Catching the Wrong Candidates? Could Be Your Bait
Depending on your industry and your geographic location, you spent the last 10 years or so positioning your company as a fun place to work. Maybe your company isn’t so much fun these days, but it’s still nice to have that reputation that yours is a company where time flies. In fact, maybe that feel is still in your online careers tab.
One company I’ve worked with was so committed to being a tantalizing magnet for high-talent, high-tech resumes that it actually featured a poker game in progress, with one guy looking up into the camera making the L on his forehead. Yeppir, real fun place to work! Fun, that is, for people who don’t want to work. The problem is that over time the early employees grew up. Got married. Had kids. Took their work very seriously, especially as the company was positioning itself to go public. They weren’t so much interested in the margarita machines or the fact they could wear flip-flops to work.
Even more importantly, they really didn’t want to work with new hires who were attracted to the company because word on the street was that the company was a party place.
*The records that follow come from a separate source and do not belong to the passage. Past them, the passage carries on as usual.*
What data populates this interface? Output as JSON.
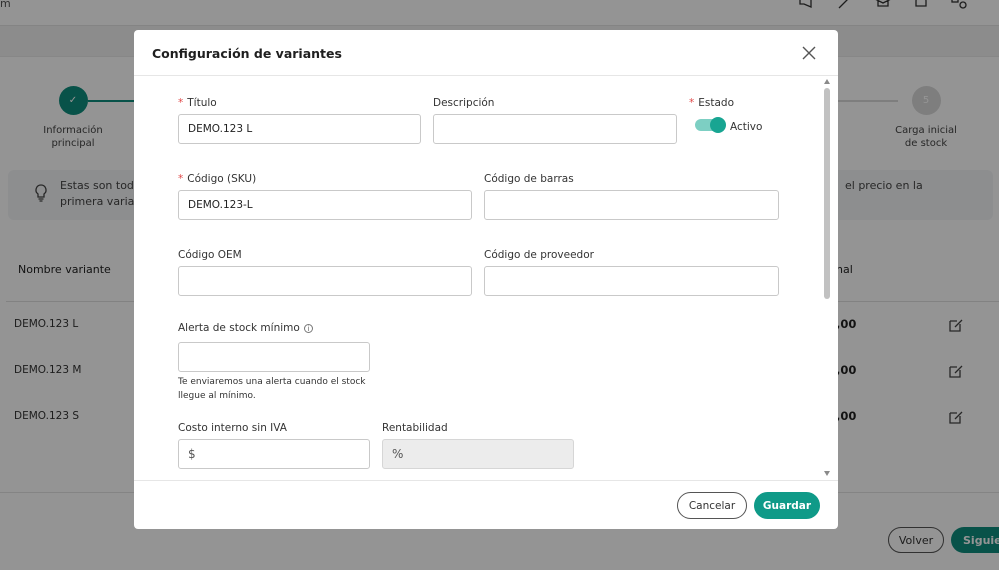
{
  "background": {
    "topbar_text": "m",
    "steps": [
      {
        "marker": "✓",
        "label": "Información principal"
      },
      {
        "marker": "5",
        "label": "Carga inicial de stock"
      }
    ],
    "info": {
      "line1": "Estas son toda",
      "line2": "primera varian",
      "line3": "el precio en la"
    },
    "columns": {
      "name": "Nombre variante",
      "price": "nal"
    },
    "rows": [
      {
        "name": "DEMO.123 L",
        "price": ",00"
      },
      {
        "name": "DEMO.123 M",
        "price": ",00"
      },
      {
        "name": "DEMO.123 S",
        "price": ",00"
      }
    ],
    "footer": {
      "back_label": "Volver",
      "next_label": "Siguien"
    }
  },
  "modal": {
    "title": "Configuración de variantes",
    "fields": {
      "titulo": {
        "label": "Título",
        "required_mark": "*",
        "value": "DEMO.123 L"
      },
      "descripcion": {
        "label": "Descripción",
        "value": ""
      },
      "estado": {
        "label": "Estado",
        "required_mark": "*",
        "toggle_label": "Activo",
        "on": true
      },
      "codigo_sku": {
        "label": "Código (SKU)",
        "required_mark": "*",
        "value": "DEMO.123-L"
      },
      "codigo_barras": {
        "label": "Código de barras",
        "value": ""
      },
      "codigo_oem": {
        "label": "Código OEM",
        "value": ""
      },
      "codigo_proveedor": {
        "label": "Código de proveedor",
        "value": ""
      },
      "alerta_stock": {
        "label": "Alerta de stock mínimo",
        "info_glyph": "i",
        "value": "",
        "hint_line1": "Te enviaremos una alerta cuando el stock",
        "hint_line2": "llegue al mínimo."
      },
      "costo_interno": {
        "label": "Costo interno sin IVA",
        "prefix": "$",
        "value": ""
      },
      "rentabilidad": {
        "label": "Rentabilidad",
        "prefix": "%",
        "value": ""
      }
    },
    "buttons": {
      "cancel": "Cancelar",
      "save": "Guardar"
    }
  },
  "colors": {
    "brand": "#0f9a88",
    "required": "#e04848",
    "toggle_track": "#7dcfc3"
  }
}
They wanted to work with serious-minded colleagues who were focused on getting the job done.
“But great talent doesn’t grow on trees,” one publisher said to me when I told him that his new hire (an editor) told me that he didn’t like to read. (The one time in my career that I actively lobbied to have someone fired.) Well, that would be an easy conclusion if the message you’re sending out is that you welcome one kind of candidate, when you’re actually wishing you had another kind.
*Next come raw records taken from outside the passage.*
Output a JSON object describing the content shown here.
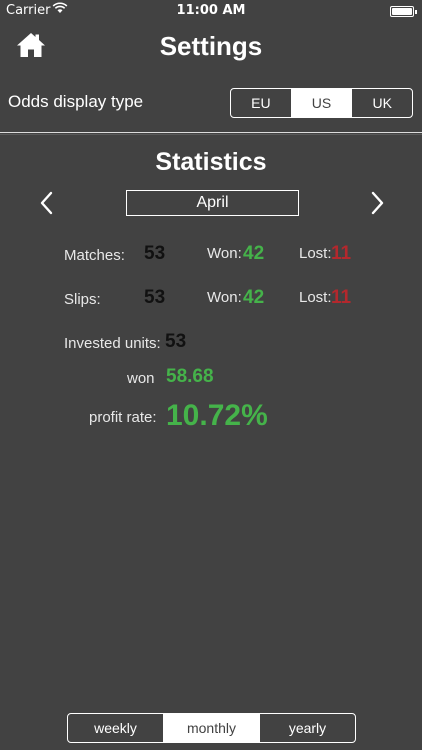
{
  "status_bar": {
    "carrier": "Carrier",
    "time": "11:00 AM"
  },
  "nav": {
    "title": "Settings",
    "home_icon": "home-icon"
  },
  "odds": {
    "label": "Odds display type",
    "options": [
      "EU",
      "US",
      "UK"
    ],
    "selected": "US"
  },
  "stats": {
    "title": "Statistics",
    "month": "April",
    "matches": {
      "label": "Matches:",
      "value": "53",
      "won_label": "Won:",
      "won": "42",
      "lost_label": "Lost:",
      "lost": "11"
    },
    "slips": {
      "label": "Slips:",
      "value": "53",
      "won_label": "Won:",
      "won": "42",
      "lost_label": "Lost:",
      "lost": "11"
    },
    "invested": {
      "label": "Invested units:",
      "value": "53"
    },
    "won": {
      "label": "won",
      "value": "58.68"
    },
    "profit": {
      "label": "profit rate:",
      "value": "10.72%"
    }
  },
  "period_tabs": {
    "options": [
      "weekly",
      "monthly",
      "yearly"
    ],
    "selected": "monthly"
  },
  "colors": {
    "background": "#424242",
    "positive": "#45b34a",
    "negative": "#b3282d"
  }
}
If you’re getting a rash of losers line up for the few jobs you have open, it’s definitely not because the pickin’s slim out there. It could be because your recruitment message is so 2003. And there are plenty of really wonderful, dedicated, seasoned professionals out there who are looking for an opportunity where they can do more than pull down a paycheck or the tap handle for free beer.
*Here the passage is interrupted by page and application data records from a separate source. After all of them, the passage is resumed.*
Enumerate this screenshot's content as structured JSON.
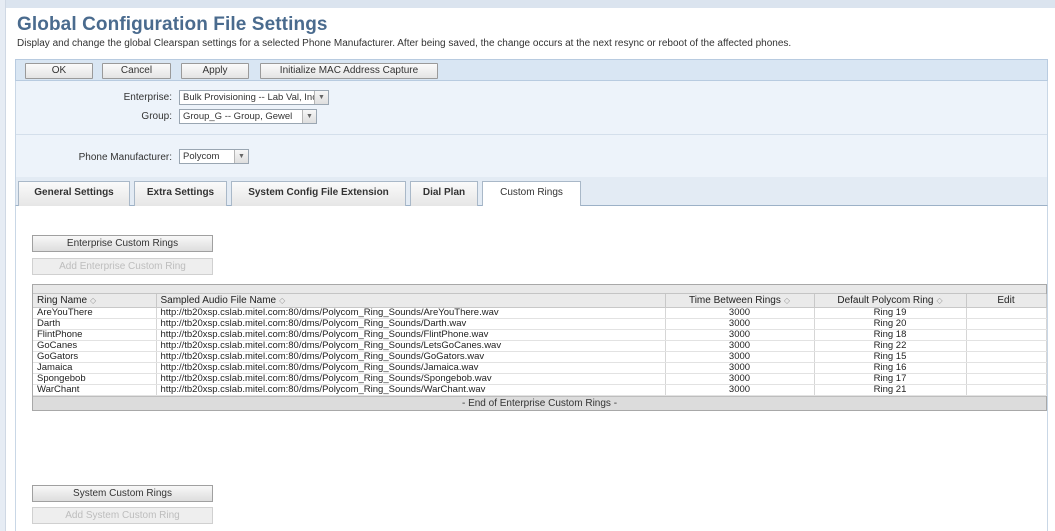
{
  "page": {
    "title": "Global Configuration File Settings",
    "subtitle": "Display and change the global Clearspan settings for a selected Phone Manufacturer. After being saved, the change occurs at the next resync or reboot of the affected phones."
  },
  "toolbar": {
    "ok": "OK",
    "cancel": "Cancel",
    "apply": "Apply",
    "init_mac": "Initialize MAC Address Capture"
  },
  "form": {
    "enterprise_label": "Enterprise:",
    "enterprise_value": "Bulk Provisioning -- Lab Val, Inc",
    "group_label": "Group:",
    "group_value": "Group_G -- Group, Gewel",
    "manufacturer_label": "Phone Manufacturer:",
    "manufacturer_value": "Polycom"
  },
  "tabs": [
    {
      "label": "General Settings"
    },
    {
      "label": "Extra Settings"
    },
    {
      "label": "System Config File Extension"
    },
    {
      "label": "Dial Plan"
    },
    {
      "label": "Custom Rings"
    }
  ],
  "enterprise_section": {
    "button": "Enterprise Custom Rings",
    "add_button": "Add Enterprise Custom Ring"
  },
  "table": {
    "columns": [
      "Ring Name",
      "Sampled Audio File Name",
      "Time Between Rings",
      "Default Polycom Ring",
      "Edit"
    ],
    "rows": [
      [
        "AreYouThere",
        "http://tb20xsp.cslab.mitel.com:80/dms/Polycom_Ring_Sounds/AreYouThere.wav",
        "3000",
        "Ring 19",
        ""
      ],
      [
        "Darth",
        "http://tb20xsp.cslab.mitel.com:80/dms/Polycom_Ring_Sounds/Darth.wav",
        "3000",
        "Ring 20",
        ""
      ],
      [
        "FlintPhone",
        "http://tb20xsp.cslab.mitel.com:80/dms/Polycom_Ring_Sounds/FlintPhone.wav",
        "3000",
        "Ring 18",
        ""
      ],
      [
        "GoCanes",
        "http://tb20xsp.cslab.mitel.com:80/dms/Polycom_Ring_Sounds/LetsGoCanes.wav",
        "3000",
        "Ring 22",
        ""
      ],
      [
        "GoGators",
        "http://tb20xsp.cslab.mitel.com:80/dms/Polycom_Ring_Sounds/GoGators.wav",
        "3000",
        "Ring 15",
        ""
      ],
      [
        "Jamaica",
        "http://tb20xsp.cslab.mitel.com:80/dms/Polycom_Ring_Sounds/Jamaica.wav",
        "3000",
        "Ring 16",
        ""
      ],
      [
        "Spongebob",
        "http://tb20xsp.cslab.mitel.com:80/dms/Polycom_Ring_Sounds/Spongebob.wav",
        "3000",
        "Ring 17",
        ""
      ],
      [
        "WarChant",
        "http://tb20xsp.cslab.mitel.com:80/dms/Polycom_Ring_Sounds/WarChant.wav",
        "3000",
        "Ring 21",
        ""
      ]
    ],
    "footer": "- End of Enterprise Custom Rings -"
  },
  "system_section": {
    "button": "System Custom Rings",
    "add_button": "Add System Custom Ring"
  },
  "icons": {
    "sort": "sort-icon",
    "dropdown": "chevron-down-icon"
  }
}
Yes this is a buyer’s market right now. And as a recruiter, that buyer would be you. Now’s you’re chance to improve the quality of your bait to improve the quality of your candidates. You’re not only helping your company. You’re also helping great candidates out there who are looking for a great next career move. And you’ll be doing your current employees a really big favor.